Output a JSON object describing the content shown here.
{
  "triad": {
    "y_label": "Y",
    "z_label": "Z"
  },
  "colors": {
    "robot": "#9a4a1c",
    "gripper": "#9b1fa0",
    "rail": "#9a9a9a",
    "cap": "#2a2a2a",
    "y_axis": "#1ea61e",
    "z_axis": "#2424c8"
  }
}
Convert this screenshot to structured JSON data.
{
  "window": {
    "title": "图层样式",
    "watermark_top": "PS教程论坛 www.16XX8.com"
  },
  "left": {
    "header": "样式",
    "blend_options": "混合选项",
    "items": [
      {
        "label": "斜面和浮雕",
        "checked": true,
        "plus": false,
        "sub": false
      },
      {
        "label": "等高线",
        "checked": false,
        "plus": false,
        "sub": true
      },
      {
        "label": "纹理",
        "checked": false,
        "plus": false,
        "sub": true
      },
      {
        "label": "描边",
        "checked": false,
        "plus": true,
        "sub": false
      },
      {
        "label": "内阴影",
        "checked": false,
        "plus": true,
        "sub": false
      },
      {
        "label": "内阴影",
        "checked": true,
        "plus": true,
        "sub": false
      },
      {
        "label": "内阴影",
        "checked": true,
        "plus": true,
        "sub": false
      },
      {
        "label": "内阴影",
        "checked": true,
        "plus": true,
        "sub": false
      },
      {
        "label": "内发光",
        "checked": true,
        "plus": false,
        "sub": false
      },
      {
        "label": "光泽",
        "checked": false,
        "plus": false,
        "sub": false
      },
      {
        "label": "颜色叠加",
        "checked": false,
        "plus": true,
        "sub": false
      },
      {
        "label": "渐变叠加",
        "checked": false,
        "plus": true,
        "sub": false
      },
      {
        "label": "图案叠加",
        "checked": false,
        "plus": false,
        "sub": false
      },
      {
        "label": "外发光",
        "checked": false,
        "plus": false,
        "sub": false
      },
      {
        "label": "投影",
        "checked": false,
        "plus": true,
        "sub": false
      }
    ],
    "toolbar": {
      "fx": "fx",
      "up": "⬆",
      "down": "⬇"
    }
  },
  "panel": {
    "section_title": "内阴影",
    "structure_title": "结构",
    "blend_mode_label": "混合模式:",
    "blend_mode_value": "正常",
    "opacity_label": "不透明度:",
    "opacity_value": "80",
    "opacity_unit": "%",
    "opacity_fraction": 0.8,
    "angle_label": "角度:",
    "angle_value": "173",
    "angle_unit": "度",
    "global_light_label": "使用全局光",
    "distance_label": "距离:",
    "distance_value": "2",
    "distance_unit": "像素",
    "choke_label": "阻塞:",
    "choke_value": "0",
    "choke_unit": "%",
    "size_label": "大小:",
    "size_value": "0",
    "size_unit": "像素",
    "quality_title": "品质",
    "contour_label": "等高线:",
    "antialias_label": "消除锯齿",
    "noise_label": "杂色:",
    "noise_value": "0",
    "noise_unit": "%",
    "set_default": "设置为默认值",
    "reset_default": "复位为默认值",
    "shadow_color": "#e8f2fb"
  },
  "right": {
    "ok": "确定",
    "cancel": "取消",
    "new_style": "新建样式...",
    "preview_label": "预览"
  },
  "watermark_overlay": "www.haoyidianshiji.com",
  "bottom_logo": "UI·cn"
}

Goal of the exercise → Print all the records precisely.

Task response →
Output a JSON object describing the content shown here.
{
  "triad": {
    "y_label": "Y",
    "z_label": "Z"
  },
  "colors": {
    "robot": "#9a4a1c",
    "gripper": "#9b1fa0",
    "rail": "#9a9a9a",
    "cap": "#2a2a2a",
    "y_axis": "#1ea61e",
    "z_axis": "#2424c8"
  }
}
Convert this screenshot to structured JSON data.
{
  "window": {
    "title": "图层样式",
    "watermark_top": "PS教程论坛 www.16XX8.com"
  },
  "left": {
    "header": "样式",
    "blend_options": "混合选项",
    "items": [
      {
        "label": "斜面和浮雕",
        "checked": true,
        "plus": false,
        "sub": false
      },
      {
        "label": "等高线",
        "checked": false,
        "plus": false,
        "sub": true
      },
      {
        "label": "纹理",
        "checked": false,
        "plus": false,
        "sub": true
      },
      {
        "label": "描边",
        "checked": false,
        "plus": true,
        "sub": false
      },
      {
        "label": "内阴影",
        "checked": false,
        "plus": true,
        "sub": false
      },
      {
        "label": "内阴影",
        "checked": true,
        "plus": true,
        "sub": false
      },
      {
        "label": "内阴影",
        "checked": true,
        "plus": true,
        "sub": false
      },
      {
        "label": "内阴影",
        "checked": true,
        "plus": true,
        "sub": false
      },
      {
        "label": "内发光",
        "checked": true,
        "plus": false,
        "sub": false
      },
      {
        "label": "光泽",
        "checked": false,
        "plus": false,
        "sub": false
      },
      {
        "label": "颜色叠加",
        "checked": false,
        "plus": true,
        "sub": false
      },
      {
        "label": "渐变叠加",
        "checked": false,
        "plus": true,
        "sub": false
      },
      {
        "label": "图案叠加",
        "checked": false,
        "plus": false,
        "sub": false
      },
      {
        "label": "外发光",
        "checked": false,
        "plus": false,
        "sub": false
      },
      {
        "label": "投影",
        "checked": false,
        "plus": true,
        "sub": false
      }
    ],
    "toolbar": {
      "fx": "fx",
      "up": "⬆",
      "down": "⬇"
    }
  },
  "panel": {
    "section_title": "内阴影",
    "structure_title": "结构",
    "blend_mode_label": "混合模式:",
    "blend_mode_value": "正常",
    "opacity_label": "不透明度:",
    "opacity_value": "80",
    "opacity_unit": "%",
    "opacity_fraction": 0.8,
    "angle_label": "角度:",
    "angle_value": "173",
    "angle_unit": "度",
    "global_light_label": "使用全局光",
    "distance_label": "距离:",
    "distance_value": "2",
    "distance_unit": "像素",
    "choke_label": "阻塞:",
    "choke_value": "0",
    "choke_unit": "%",
    "size_label": "大小:",
    "size_value": "0",
    "size_unit": "像素",
    "quality_title": "品质",
    "contour_label": "等高线:",
    "antialias_label": "消除锯齿",
    "noise_label": "杂色:",
    "noise_value": "0",
    "noise_unit": "%",
    "set_default": "设置为默认值",
    "reset_default": "复位为默认值",
    "shadow_color": "#e8f2fb"
  },
  "right": {
    "ok": "确定",
    "cancel": "取消",
    "new_style": "新建样式...",
    "preview_label": "预览"
  },
  "watermark_overlay": "www.haoyidianshiji.com",
  "bottom_logo": "UI·cn"
}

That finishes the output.